I'm reading Danah Boyd's It's Complicated: The Social Life of Networked Teens as part of TVO's Teach Ontario online book club. We'll be discussing Chapter 2, on privacy, starting January 25. Some of the definitions of privacy, as mentioned in Boyd's book, are: the right to be left alone / a measure of access that others have to you through information, attention, and physical proximity / the claim of individuals, groups and institutions to determine when, how, and to what extent information can be communicated to others. (This is paraphrased from page 59.)
This notion of privacy is very relevant to me right now because of a discussion we're having at my son's school about the ability to take photographs at school events. I'm not going to mention the school or board or principal by name because I'd like to respect everyone's privacy - but I'm still writing about the issue online because my blog is a place for me to reflect on educational matters and gain other perspectives. It's a battle between "private space vs personal expression" (Boyd page 53).

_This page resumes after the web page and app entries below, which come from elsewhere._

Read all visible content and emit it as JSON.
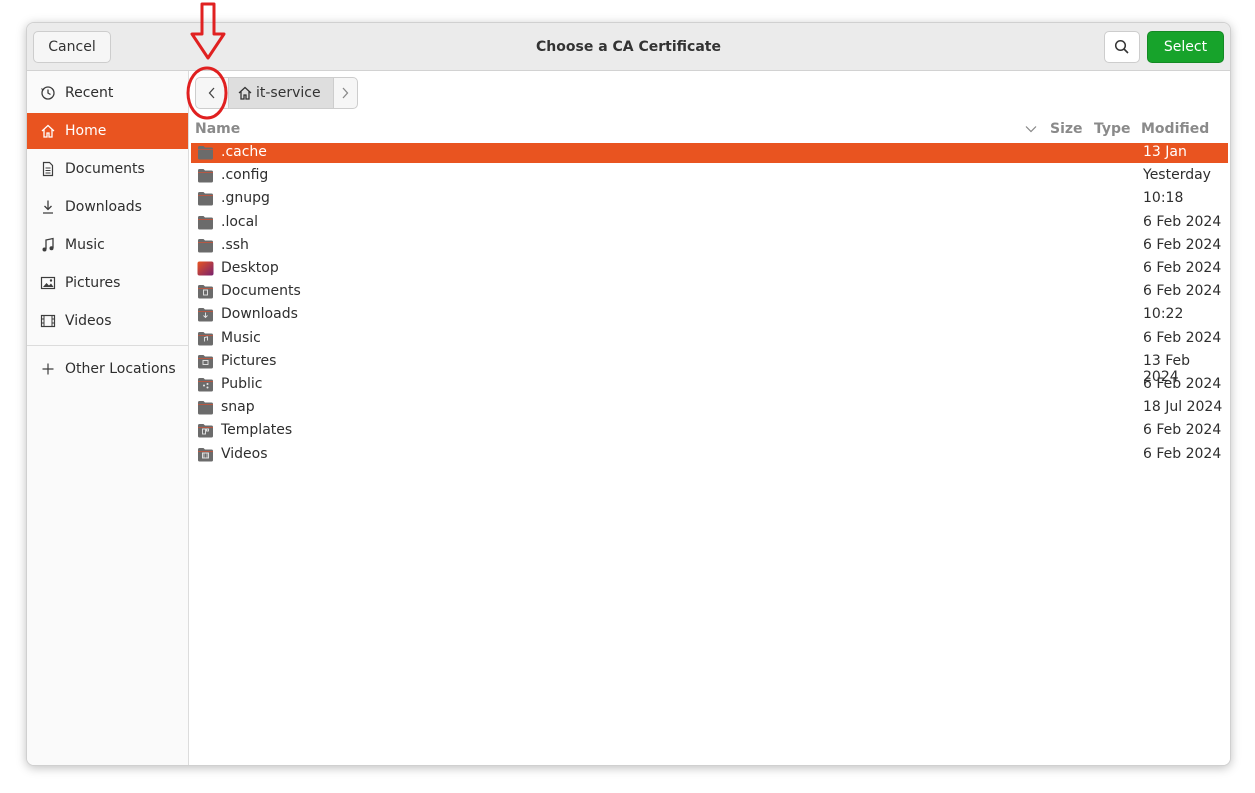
{
  "dialog": {
    "title": "Choose a CA Certificate",
    "cancel_label": "Cancel",
    "select_label": "Select",
    "search_icon": "search-icon",
    "accent_color": "#e95420",
    "select_color": "#17a32b"
  },
  "sidebar": {
    "items": [
      {
        "label": "Recent",
        "icon": "clock-icon"
      },
      {
        "label": "Home",
        "icon": "home-icon",
        "active": true
      },
      {
        "label": "Documents",
        "icon": "document-icon"
      },
      {
        "label": "Downloads",
        "icon": "download-icon"
      },
      {
        "label": "Music",
        "icon": "music-icon"
      },
      {
        "label": "Pictures",
        "icon": "picture-icon"
      },
      {
        "label": "Videos",
        "icon": "video-icon"
      }
    ],
    "other_locations": {
      "label": "Other Locations",
      "icon": "plus-icon"
    }
  },
  "pathbar": {
    "current": "it-service",
    "back_icon": "chevron-left-icon",
    "forward_icon": "chevron-right-icon"
  },
  "columns": {
    "name": "Name",
    "size": "Size",
    "type": "Type",
    "modified": "Modified"
  },
  "files": [
    {
      "name": ".cache",
      "modified": "13 Jan",
      "icon": "folder-icon",
      "selected": true
    },
    {
      "name": ".config",
      "modified": "Yesterday",
      "icon": "folder-icon"
    },
    {
      "name": ".gnupg",
      "modified": "10:18",
      "icon": "folder-icon"
    },
    {
      "name": ".local",
      "modified": "6 Feb 2024",
      "icon": "folder-icon"
    },
    {
      "name": ".ssh",
      "modified": "6 Feb 2024",
      "icon": "folder-icon"
    },
    {
      "name": "Desktop",
      "modified": "6 Feb 2024",
      "icon": "desktop-folder-icon"
    },
    {
      "name": "Documents",
      "modified": "6 Feb 2024",
      "icon": "documents-folder-icon"
    },
    {
      "name": "Downloads",
      "modified": "10:22",
      "icon": "downloads-folder-icon"
    },
    {
      "name": "Music",
      "modified": "6 Feb 2024",
      "icon": "music-folder-icon"
    },
    {
      "name": "Pictures",
      "modified": "13 Feb 2024",
      "icon": "pictures-folder-icon"
    },
    {
      "name": "Public",
      "modified": "6 Feb 2024",
      "icon": "public-folder-icon"
    },
    {
      "name": "snap",
      "modified": "18 Jul 2024",
      "icon": "folder-icon"
    },
    {
      "name": "Templates",
      "modified": "6 Feb 2024",
      "icon": "templates-folder-icon"
    },
    {
      "name": "Videos",
      "modified": "6 Feb 2024",
      "icon": "videos-folder-icon"
    }
  ],
  "annotation": {
    "color": "#e02020",
    "arrow_icon": "down-arrow-annotation",
    "circle_icon": "circle-annotation"
  }
}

The administrator at my son's school has made it clear, both at the Curriculum Night Open House and Christmas Concert, that visitors are not permitted to take photographs during events such as these. This will also include school graduation ceremonies. At our recent Parent Council meeting, we were given a copy of the board's policy, which says "The recording and taking of photographic images of a person or persons, on school property, at school events, and during school activities and/or hours, is prohibited without the permission of the person or persons being photographed or the principal or designate". The principal is concerned, and justifiably so, with keeping students safe. Photos can be manipulated, distorted and distributed widely. Sensitive custody battles can be made more fraught with difficulties if adults discover the whereabouts of certain children.
I understand the concerns of our principal but I cannot help but feel that this is very strict and by banning photographs of students entirely, some community goodwill and educational opportunities might be lost. Our Parent Council chairperson brought a FAQ document about access and privacy in the school system that states, "A school should develop a workable policy regarding the taking of photographs of its students on school property or at school events by non-board employees. Such a policy should be developed in consultation with parents/guardians and communicated to them." To be clear, this FAQ was written by a different school board and the Communications Department of the Information and Privacy Commissioner. I really hope that some consensus can be found so that everyone's needs are met.
As a teacher, I am very careful with my students' privacy and our use of photos. I use photographs as part of my assessment practices - which is very handy when evaluating work in Drama and Dance. I've attended workshops and read articles written by my union that advise using caution when dealing with recordings (but still allows photography) - e.g. posting photos online only of work or the backs of students' heads, or using school equipment to take student photographs, etc. As the school yearbook coordinator, I've touched base with parents for clarification, who have signed "no" to the board's media release forms, and all of them have agreed to allow their child's photo in the yearbook as they pose for their class shot or as part of team and club group photos. As long as the photos are used positively and responsibly, they have no problem with pictures. Online arenas are what scare people.
As a parent, I also try to be respectful of my own children's privacy. Intensive parents that constantly and intrusively monitor their teens' online activities are considered "good parents", but going overboard with surveillance is oppressive (Boyd, page 74) and indicates a lack of trust between parent and child. Sometimes, parents don't always practice what they preach in terms of online privacy. There are many parenting blogs out there that share too much, especially regarding children that have special needs. What digital footprint or online legacy are they creating for their own sons and daughters? Privacy is not just for adults. Teens also desire privacy, but research demonstrating this is often ignored by mass media in favor of the general stereotype of teens as chronic over sharers (Boyd page 56). I try to keep references to my own son and daughter positive, and I often ask their permission before mentioning them on my blog or taking a photo of them and posting it on social media. (I avoid sharing photos on Facebook because the privacy settings change so frequently.) Here was a photo my daughter allowed me to post on Twitter - it demonstrates her passion for reading, something neither of us mind revealing to the world.
A book battle is in progress at my place. 1 copy. 2 readers. I left the room for 5 min & my competitor grabbed it! pic.twitter.com/h4GzRCY4cY— Diana Maliszewski (@MzMollyTL) December 23, 2015
There are many other points that I want to reflect on after reading Chapter 2 of this book, but I'll save some of that discussion for the Teach Ontario book discussion group. Go to www.teachontario.ca and use your board-designed email address to join.